In a message dated 1/20/01 1:30:54 PM Eastern Standard Time, 
tommy.tyrberg@norrkoping.mail.telia.com writes:

> I quite agree. This is the normal way for birds with high wing-loading
>  (=high forward speed and/or high sink rate) to land. They increase the
>  angle-of-attack (alpha) just before landing, thereby converting their
>  forward speed into an upward force, do a controlled stall and land on their
>  feet [...]  If You want to see a beautiful example of this method watch 
auks 
>  landing on their nesting ledges.

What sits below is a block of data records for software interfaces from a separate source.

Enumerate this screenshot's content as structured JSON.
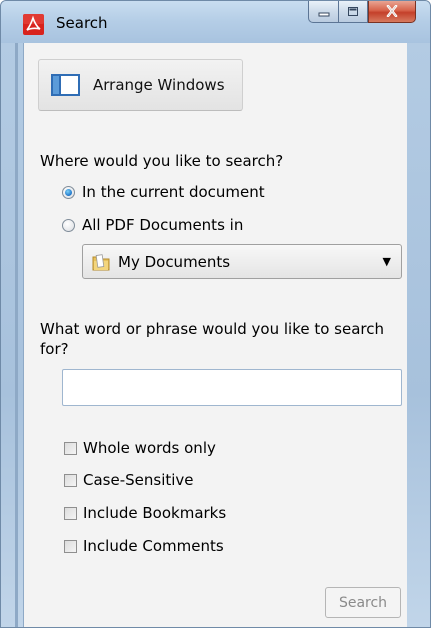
{
  "window": {
    "title": "Search",
    "app_icon": "adobe-reader-icon",
    "controls": {
      "minimize_icon": "minimize-icon",
      "maximize_icon": "maximize-icon",
      "close_icon": "close-icon"
    }
  },
  "toolbar": {
    "arrange_windows_label": "Arrange Windows",
    "arrange_icon": "arrange-windows-icon"
  },
  "location": {
    "question": "Where would you like to search?",
    "options": [
      {
        "label": "In the current document",
        "selected": true
      },
      {
        "label": "All PDF Documents in",
        "selected": false
      }
    ],
    "folder": {
      "label": "My Documents",
      "icon": "folder-icon"
    }
  },
  "query": {
    "question": "What word or phrase would you like to search for?",
    "value": "",
    "placeholder": ""
  },
  "options": [
    {
      "label": "Whole words only",
      "checked": false
    },
    {
      "label": "Case-Sensitive",
      "checked": false
    },
    {
      "label": "Include Bookmarks",
      "checked": false
    },
    {
      "label": "Include Comments",
      "checked": false
    }
  ],
  "actions": {
    "search_label": "Search",
    "search_enabled": false
  },
  "colors": {
    "accent_radio": "#1e74c9",
    "close_button": "#c4402a",
    "disabled_text": "#8a8a8a"
  }
}
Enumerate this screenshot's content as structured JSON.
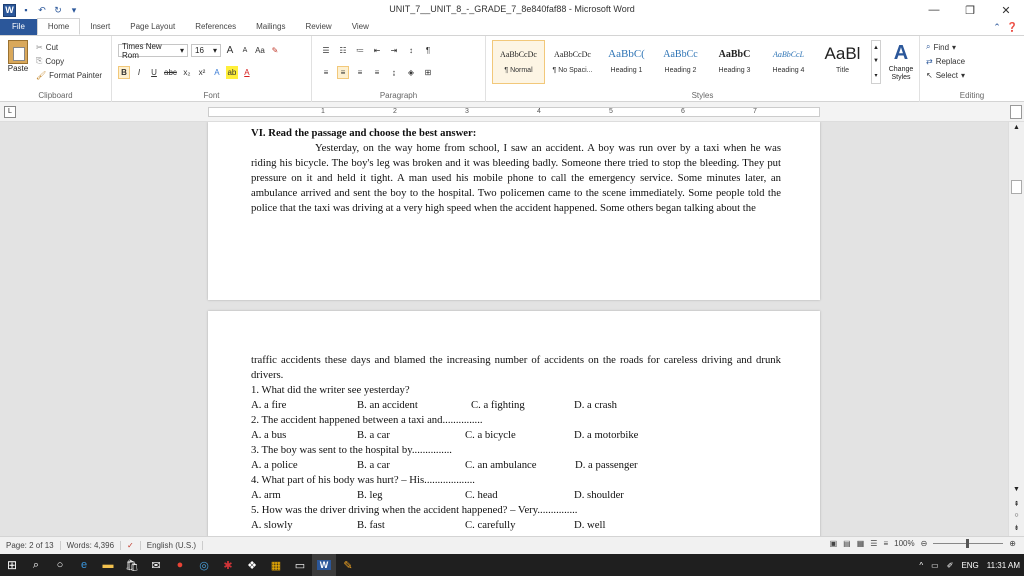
{
  "window": {
    "title": "UNIT_7__UNIT_8_-_GRADE_7_8e840faf88 - Microsoft Word",
    "minimize": "—",
    "restore": "❐",
    "close": "✕"
  },
  "qat": {
    "logo": "W"
  },
  "tabs": [
    "File",
    "Home",
    "Insert",
    "Page Layout",
    "References",
    "Mailings",
    "Review",
    "View"
  ],
  "ribbon": {
    "clipboard": {
      "paste": "Paste",
      "cut": "Cut",
      "copy": "Copy",
      "format_painter": "Format Painter",
      "label": "Clipboard"
    },
    "font": {
      "name": "Times New Rom",
      "size": "16",
      "grow": "A",
      "shrink": "A",
      "case": "Aa",
      "bold": "B",
      "italic": "I",
      "underline": "U",
      "strike": "abc",
      "sub": "x₂",
      "sup": "x²",
      "label": "Font"
    },
    "paragraph": {
      "label": "Paragraph",
      "pilcrow": "¶"
    },
    "styles": {
      "label": "Styles",
      "items": [
        {
          "preview": "AaBbCcDc",
          "name": "¶ Normal"
        },
        {
          "preview": "AaBbCcDc",
          "name": "¶ No Spaci..."
        },
        {
          "preview": "AaBbC(",
          "name": "Heading 1"
        },
        {
          "preview": "AaBbCc",
          "name": "Heading 2"
        },
        {
          "preview": "AaBbC",
          "name": "Heading 3"
        },
        {
          "preview": "AaBbCcL",
          "name": "Heading 4"
        },
        {
          "preview": "AaBl",
          "name": "Title"
        }
      ],
      "change_styles": "Change Styles"
    },
    "editing": {
      "find": "Find",
      "replace": "Replace",
      "select": "Select",
      "label": "Editing"
    }
  },
  "ruler": {
    "numbers": [
      "1",
      "2",
      "3",
      "4",
      "5",
      "6",
      "7"
    ]
  },
  "page1": {
    "heading": "VI. Read the passage and choose the best answer:",
    "paragraph": "Yesterday, on the way home from school, I saw an accident. A boy was run over by a taxi when he was riding his bicycle. The boy's leg was broken and it was bleeding badly. Someone there tried to stop the bleeding. They put pressure on it and held it tight. A man used his mobile phone to call the emergency service. Some minutes later, an ambulance arrived and sent the boy to the hospital. Two policemen came to the scene immediately. Some people told the police that the taxi was driving at a very high speed when the accident happened. Some others began talking about the"
  },
  "page2": {
    "continuation": "traffic accidents these days and blamed the increasing number of accidents on the roads for careless driving and drunk drivers.",
    "questions": [
      {
        "q": "1. What did the writer see yesterday?",
        "options": [
          "A. a fire",
          "B. an accident",
          "C. a fighting",
          "D. a crash"
        ]
      },
      {
        "q": "2. The accident happened between a taxi and...............",
        "options": [
          "A. a bus",
          "B. a car",
          "C. a bicycle",
          "D. a motorbike"
        ]
      },
      {
        "q": "3. The boy was sent to the hospital by...............",
        "options": [
          "A. a police",
          "B. a car",
          "C. an ambulance",
          "D. a passenger"
        ]
      },
      {
        "q": "4. What part of his body was hurt? – His...................",
        "options": [
          "A. arm",
          "B. leg",
          "C. head",
          "D. shoulder"
        ]
      },
      {
        "q": "5. How was the driver driving when the accident happened? – Very...............",
        "options": [
          "A. slowly",
          "B. fast",
          "C. carefully",
          "D. well"
        ]
      }
    ]
  },
  "status": {
    "page": "Page: 2 of 13",
    "words": "Words: 4,396",
    "language": "English (U.S.)",
    "zoom": "100%"
  },
  "taskbar": {
    "lang": "ENG",
    "time": "11:31 AM"
  }
}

I have also observed Western Scrub Jays (_Aphelocoma californica_) doing much 
the same thing.  Scrub Jays like to glide fast and low, and then when they 
want to land, they flick their wings upward (palms forward), stall 
momentarily, and drop onto their feet.

It might also be worth noting that, like _Archaeopteryx_, Scrub Jays are 
approximately crow-sized and have very long tails.

--Nick P.